Work on the distillery will start next month after a four- month delay caused by a rare visitor. A golden eagle nested nearby and the workers were not allowed to disturb its nesting season. 'The builders should be back from their holidays now so we should see the first whisky by the end of the year,' Mr Currie says.
BRITISH AIRWAYS is still prevaricating over how to celebrate its 75th anniversary later this month. Reports that its chairman, Sir Colin Marshall, and managing director, Robert Ayling, were going to belt out a version of 'Come Fly with Me' on the Heathrow tarmac have proved unfounded, but the airline is considering a special Concorde flight to Paris. The trip will take just 45 minutes compared with the two-and-a-half hours it took in 1919.
BA says it will be a low-key affair, as the airline is saving for the big one later this autumn - the relaunch of its Club Europe service. A real thriller, no doubt.
IS THAT A collective sigh of relief we hear from the banking community after a survey by the Gay Business Association has let them off the hook? The GBA commissioned a survey of the banks' treatment of gay businesses following concerns that some banks were trying to cut gay clients from their books.
It sent out 500 questionnaires, sat back and waited for the stroppy replies to flood in. Only they didn't. Just 40 forms have been returned. 'It seems the situation is not as bad as we'd thought,' says the GBA. 'Either that or people who have had bad experiences are worried about stepping forward.'
THE FINANCIAL services sector doesn't know the difference between a 50-year-old and someone who is 80. This is the conclusion of the research company Millenium, which criticises the sector for failing to target products at different phases of the grey market. 'Mick Jagger and Paul McCartney have little in common with Lord Denning or Barbara Cartland. But they're all over 50,' it points out.
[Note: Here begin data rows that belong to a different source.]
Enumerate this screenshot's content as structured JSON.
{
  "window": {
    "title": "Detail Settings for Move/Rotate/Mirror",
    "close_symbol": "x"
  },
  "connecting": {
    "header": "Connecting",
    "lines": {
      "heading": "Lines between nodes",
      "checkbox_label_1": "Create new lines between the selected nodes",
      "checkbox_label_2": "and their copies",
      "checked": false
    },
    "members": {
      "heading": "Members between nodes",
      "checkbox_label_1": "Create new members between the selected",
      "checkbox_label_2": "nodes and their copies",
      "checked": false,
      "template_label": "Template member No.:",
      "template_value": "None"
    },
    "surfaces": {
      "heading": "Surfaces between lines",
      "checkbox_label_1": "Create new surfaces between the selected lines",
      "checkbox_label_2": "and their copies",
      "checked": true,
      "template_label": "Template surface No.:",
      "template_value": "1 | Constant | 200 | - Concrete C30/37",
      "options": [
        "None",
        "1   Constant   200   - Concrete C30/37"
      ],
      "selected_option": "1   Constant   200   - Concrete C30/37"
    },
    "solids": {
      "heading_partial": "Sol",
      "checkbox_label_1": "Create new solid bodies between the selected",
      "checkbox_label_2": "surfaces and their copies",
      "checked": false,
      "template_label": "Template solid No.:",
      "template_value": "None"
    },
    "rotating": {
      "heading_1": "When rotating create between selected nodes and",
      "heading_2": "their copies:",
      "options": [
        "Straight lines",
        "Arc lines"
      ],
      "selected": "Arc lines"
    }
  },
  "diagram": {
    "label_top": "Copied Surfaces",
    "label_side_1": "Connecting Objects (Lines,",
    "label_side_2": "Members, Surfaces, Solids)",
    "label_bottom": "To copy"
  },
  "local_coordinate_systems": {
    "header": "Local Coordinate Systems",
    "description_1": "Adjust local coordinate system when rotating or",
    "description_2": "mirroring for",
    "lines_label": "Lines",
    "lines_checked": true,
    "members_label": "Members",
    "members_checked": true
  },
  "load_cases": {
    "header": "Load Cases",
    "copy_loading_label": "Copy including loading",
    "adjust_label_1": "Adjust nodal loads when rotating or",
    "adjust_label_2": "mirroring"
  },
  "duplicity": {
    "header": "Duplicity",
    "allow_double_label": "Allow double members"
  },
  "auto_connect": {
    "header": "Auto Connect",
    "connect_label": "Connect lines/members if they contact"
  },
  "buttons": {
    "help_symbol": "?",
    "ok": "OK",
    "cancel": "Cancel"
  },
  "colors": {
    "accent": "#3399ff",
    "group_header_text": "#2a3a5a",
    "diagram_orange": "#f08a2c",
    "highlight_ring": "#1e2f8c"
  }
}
One answer, Millenium suggests, is to sort out the mismatch between the age of the marketing department and the people they are trying to sell to.
'People think of marketing departments as places for the under-35s, but companies should think about retaining a few older people too,' it says.Reuse content